An effective compensation strategy is about far more than just money
The research shows compensation matters and it impacts employee attitudes and performance, but it is not the only factor. Compensation can impact employees both positively and negatively. Perceived fairness and consistency are essential elements of a pay for performance compensation strategy.
An effective compensation strategy should:
- Meet basic financial needs. This helps with their security needs (Maslow’s hierarchy) and allows employees to focus on their work without worry.
- Be clearly linked to established performance measures. Performance measure need to be clear and based on organisational culture and strategy priorities. What we reward gets repeated. If we reward poor behaviour (even though it achieves results) those behaviours become part of the culture (The way we do things here).
- Be fairly and applied consistently. Employees need to know that they are being paid fairly (compared to the market and colleagues), and that the pay-for-performance strategy clearly differentiates between high and low performance. An effective compensation strategy rewards high performers who act in line with cultural and strategic goals.
- Be easy to understand and transparent. Compensation is something that can easily be misunderstood. Management can reduce confusion by helping employees understand how compensation decisions are made based on individual performance, budget, performance of the organisation as a whole in the market. Give managers talking points, tools and training so they can help employees understand how their own performance impacts their compensation and what they need to do to achieve higher levels within the organisation.
- Be an integral part of the overall talent management plan. The compensation strategy impacts retention, recruitment and succession planning as well as moth-to-month performance and motivation.

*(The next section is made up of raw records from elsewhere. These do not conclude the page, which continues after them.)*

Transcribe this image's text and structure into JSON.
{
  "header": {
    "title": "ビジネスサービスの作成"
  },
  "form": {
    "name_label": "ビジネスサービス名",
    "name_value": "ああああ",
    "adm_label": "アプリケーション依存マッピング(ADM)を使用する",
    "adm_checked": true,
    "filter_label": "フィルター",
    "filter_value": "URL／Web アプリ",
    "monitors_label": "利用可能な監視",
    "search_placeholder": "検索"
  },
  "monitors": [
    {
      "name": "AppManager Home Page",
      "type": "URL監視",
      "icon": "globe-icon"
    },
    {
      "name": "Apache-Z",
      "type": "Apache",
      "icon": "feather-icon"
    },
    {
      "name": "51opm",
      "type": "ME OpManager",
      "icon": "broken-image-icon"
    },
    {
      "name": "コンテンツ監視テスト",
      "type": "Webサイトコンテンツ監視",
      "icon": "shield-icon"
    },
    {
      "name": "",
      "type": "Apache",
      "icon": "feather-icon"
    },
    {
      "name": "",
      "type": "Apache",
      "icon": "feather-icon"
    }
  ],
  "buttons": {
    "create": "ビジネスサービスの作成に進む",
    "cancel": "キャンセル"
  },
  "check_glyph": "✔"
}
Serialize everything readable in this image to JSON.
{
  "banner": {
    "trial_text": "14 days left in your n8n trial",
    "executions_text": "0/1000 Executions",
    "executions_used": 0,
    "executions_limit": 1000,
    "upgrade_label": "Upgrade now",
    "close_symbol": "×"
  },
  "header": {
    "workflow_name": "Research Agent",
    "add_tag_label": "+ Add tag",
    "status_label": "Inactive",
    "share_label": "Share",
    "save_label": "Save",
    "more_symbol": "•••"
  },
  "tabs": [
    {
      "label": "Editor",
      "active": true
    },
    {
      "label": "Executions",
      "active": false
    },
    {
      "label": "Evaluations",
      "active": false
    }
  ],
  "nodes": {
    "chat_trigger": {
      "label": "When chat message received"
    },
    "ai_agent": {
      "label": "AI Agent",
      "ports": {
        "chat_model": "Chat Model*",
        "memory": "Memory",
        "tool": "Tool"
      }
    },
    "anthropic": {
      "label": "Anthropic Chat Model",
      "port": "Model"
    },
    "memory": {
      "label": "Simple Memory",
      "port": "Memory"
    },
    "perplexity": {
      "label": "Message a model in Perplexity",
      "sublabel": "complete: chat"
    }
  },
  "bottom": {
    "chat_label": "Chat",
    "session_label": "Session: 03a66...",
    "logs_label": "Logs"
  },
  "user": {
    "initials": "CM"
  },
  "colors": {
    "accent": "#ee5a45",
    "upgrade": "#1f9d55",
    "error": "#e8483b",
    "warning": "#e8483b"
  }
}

Pay-for-performance plans have been found to significantly influence top performers in their decisions to join or leave an organisation.
An effective compensation strategy is an important element of your talent management process as it impacts employee performance, retention and motivation.
Latest posts by Richard Riche (see all)
- Harnessing the power of psychological safety at work - 2 January 2019
- 5 keys to creating sustainable continuous improvement - 19 November 2018
- Using organisational voice to support Change Communication - 28 September 2018